East St. Louis is mortgaged into the next century but has the highest property-tax rate in the state. Since October 1987, when the city’s garbage pickups ceased, the backyards of residents have been employed as dump sites. In the spring of 1988 a policeman tells a visitor that 40 plastic bags of trash are waiting for removal from the backyard of his mother’s house. Public health officials are concerned the garbage will attract a plague of flies and rodents in the summer.
The policeman speaks of “rats as big as puppies” in his mother’s yard. They are known to the residents, he says, as “bull rats.” Many people have no cars or funds to cart the trash and simply burn it in their yards. The odor of smoke from burning garbage, says the Post Dispatch, “has become one of the scents of spring” in East St. Louis.
Railroad tracks still used to transport hazardous chemicals run through the city. “Always present,” says the Post Dispatch, “is the threat of chemical spills…. The wail of sirens warning residents to evacuate after a spill is common.” The most recent spill, the paper says, “was at the Monsanto Company plant…. Nearly 300 gallons of phosphorous trichloride spilled when a railroad tank was overfilled.
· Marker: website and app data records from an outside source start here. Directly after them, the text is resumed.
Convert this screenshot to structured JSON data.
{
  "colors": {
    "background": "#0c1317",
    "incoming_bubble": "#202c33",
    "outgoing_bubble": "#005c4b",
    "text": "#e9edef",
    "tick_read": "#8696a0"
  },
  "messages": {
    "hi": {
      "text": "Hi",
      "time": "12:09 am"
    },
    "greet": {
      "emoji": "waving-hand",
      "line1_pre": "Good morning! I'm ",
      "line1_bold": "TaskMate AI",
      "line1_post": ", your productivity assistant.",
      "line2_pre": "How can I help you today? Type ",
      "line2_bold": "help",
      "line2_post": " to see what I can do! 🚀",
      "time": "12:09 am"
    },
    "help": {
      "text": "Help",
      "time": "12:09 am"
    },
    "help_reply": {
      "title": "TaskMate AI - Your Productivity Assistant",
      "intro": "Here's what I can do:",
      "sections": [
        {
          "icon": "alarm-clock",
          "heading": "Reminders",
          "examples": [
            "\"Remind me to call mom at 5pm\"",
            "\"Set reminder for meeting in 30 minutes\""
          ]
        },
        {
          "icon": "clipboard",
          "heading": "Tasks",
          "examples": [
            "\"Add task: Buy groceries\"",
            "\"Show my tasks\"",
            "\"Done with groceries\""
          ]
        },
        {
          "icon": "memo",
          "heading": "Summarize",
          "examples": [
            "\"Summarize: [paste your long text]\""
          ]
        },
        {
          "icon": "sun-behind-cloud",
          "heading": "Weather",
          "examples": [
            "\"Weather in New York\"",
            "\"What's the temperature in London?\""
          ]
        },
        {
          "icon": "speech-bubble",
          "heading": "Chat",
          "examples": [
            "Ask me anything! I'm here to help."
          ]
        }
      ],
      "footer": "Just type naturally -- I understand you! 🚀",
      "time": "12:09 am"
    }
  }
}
About 450 residents were taken to St. Mary’s Hospital…. The frequency of the emergencies has caused Monsanto to have a ‘standing account’ at St. Mary’s.” In March of 1989, a task force appointed by Governor James Thompson noted that the city was in debt by more than $40 million, and proposed emergency state loans to pay for garbage collection and to keep police and fire departments in continued operation. The governor, however, blamed the mayor and his administrators, almost all of whom were black, and refused to grant the loans unless the mayor resigned. Thompson’s response, said a Republican state legislator, “made my heart feel good…. It’s unfortunate, but the essence of the problem in East St. Louis is the people” who are running things. (p. 9-11)
But what is life like in a city with no white people? [East St. Louis officials institute youth curfew, put limits on clothing for males, St. Louis Post Dispatch, 9-27-12]:
In response to a deadly two days, in which four people under 21 were killed, Mayor Alvin Parks announced Wednesday that a curfew is being enforced effective immediately for the city’s youths.
Parks said teens under 17 will be picked up by police if not in school between 8 a.m. and 3:30 p.m. They will be arrested if out after 10 p.m. without a parent.
Other activities also will be restricted, he said, allowing youths only to attend school, after-school programs, church and work unless accompanied by a parent or guardian. He also cautioned male residents against wearing royal blue or bright red clothing commonly associated with gangs. They could get picked up, too.
What is it really like? [Feds Called in to Curb Eastside Crime, St. Louis CBS, 8-11-11]:
The public housing complexes on the east side of the river might just be the deadliest places in the country, but efforts are underway to secure the area.
Sen. Dick Durbin (D-Ill.) is bringing in federal law enforcement to help state and local authorities crack down on crime. Figures show that East St. Louis is nearly twice as dangerous as even the worst streets in Chicago. “You will find that the crime rate here is the worst in the nation,” Durbin says. “The club scene in East St. Louis is a crime scene.”
Durbin says that although the public housing complexes are managed federally, their problems come from local sources.
“You cannot have this club scene turn out to be the wild west, where innocent people are victimized by it, no matter what the revenue is to the city of East St. Louis,” he says. “And you can’t open liquor stores on every corner near housing developments and expect good things to come if you’re open all night.”